PROBLEM: Copy all of the records exactly.

DATASET:
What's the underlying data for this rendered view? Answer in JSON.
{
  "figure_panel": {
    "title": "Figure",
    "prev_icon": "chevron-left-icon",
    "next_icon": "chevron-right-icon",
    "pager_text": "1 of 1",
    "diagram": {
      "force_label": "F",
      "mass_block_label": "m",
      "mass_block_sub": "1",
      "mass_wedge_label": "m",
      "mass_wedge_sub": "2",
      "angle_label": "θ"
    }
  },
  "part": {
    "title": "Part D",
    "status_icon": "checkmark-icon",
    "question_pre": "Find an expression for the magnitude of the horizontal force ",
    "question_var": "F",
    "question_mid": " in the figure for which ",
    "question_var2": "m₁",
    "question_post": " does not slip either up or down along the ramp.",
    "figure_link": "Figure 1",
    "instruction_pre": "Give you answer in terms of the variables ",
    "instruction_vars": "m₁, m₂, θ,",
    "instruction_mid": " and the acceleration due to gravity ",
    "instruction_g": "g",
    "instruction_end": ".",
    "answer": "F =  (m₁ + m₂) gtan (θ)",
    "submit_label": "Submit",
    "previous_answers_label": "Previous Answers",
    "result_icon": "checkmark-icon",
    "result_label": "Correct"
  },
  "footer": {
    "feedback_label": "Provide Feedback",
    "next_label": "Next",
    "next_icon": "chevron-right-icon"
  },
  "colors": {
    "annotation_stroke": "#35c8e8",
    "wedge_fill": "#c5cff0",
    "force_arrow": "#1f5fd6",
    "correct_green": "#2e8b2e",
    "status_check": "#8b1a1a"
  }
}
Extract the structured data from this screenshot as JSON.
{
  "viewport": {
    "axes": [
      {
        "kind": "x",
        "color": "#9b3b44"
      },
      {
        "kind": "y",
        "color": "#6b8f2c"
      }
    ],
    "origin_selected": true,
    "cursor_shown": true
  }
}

COMPLETED TASK:
What's the underlying data for this rendered view? Answer in JSON.
{
  "figure_panel": {
    "title": "Figure",
    "prev_icon": "chevron-left-icon",
    "next_icon": "chevron-right-icon",
    "pager_text": "1 of 1",
    "diagram": {
      "force_label": "F",
      "mass_block_label": "m",
      "mass_block_sub": "1",
      "mass_wedge_label": "m",
      "mass_wedge_sub": "2",
      "angle_label": "θ"
    }
  },
  "part": {
    "title": "Part D",
    "status_icon": "checkmark-icon",
    "question_pre": "Find an expression for the magnitude of the horizontal force ",
    "question_var": "F",
    "question_mid": " in the figure for which ",
    "question_var2": "m₁",
    "question_post": " does not slip either up or down along the ramp.",
    "figure_link": "Figure 1",
    "instruction_pre": "Give you answer in terms of the variables ",
    "instruction_vars": "m₁, m₂, θ,",
    "instruction_mid": " and the acceleration due to gravity ",
    "instruction_g": "g",
    "instruction_end": ".",
    "answer": "F =  (m₁ + m₂) gtan (θ)",
    "submit_label": "Submit",
    "previous_answers_label": "Previous Answers",
    "result_icon": "checkmark-icon",
    "result_label": "Correct"
  },
  "footer": {
    "feedback_label": "Provide Feedback",
    "next_label": "Next",
    "next_icon": "chevron-right-icon"
  },
  "colors": {
    "annotation_stroke": "#35c8e8",
    "wedge_fill": "#c5cff0",
    "force_arrow": "#1f5fd6",
    "correct_green": "#2e8b2e",
    "status_check": "#8b1a1a"
  }
}
Extract the structured data from this screenshot as JSON.
{
  "viewport": {
    "axes": [
      {
        "kind": "x",
        "color": "#9b3b44"
      },
      {
        "kind": "y",
        "color": "#6b8f2c"
      }
    ],
    "origin_selected": true,
    "cursor_shown": true
  }
}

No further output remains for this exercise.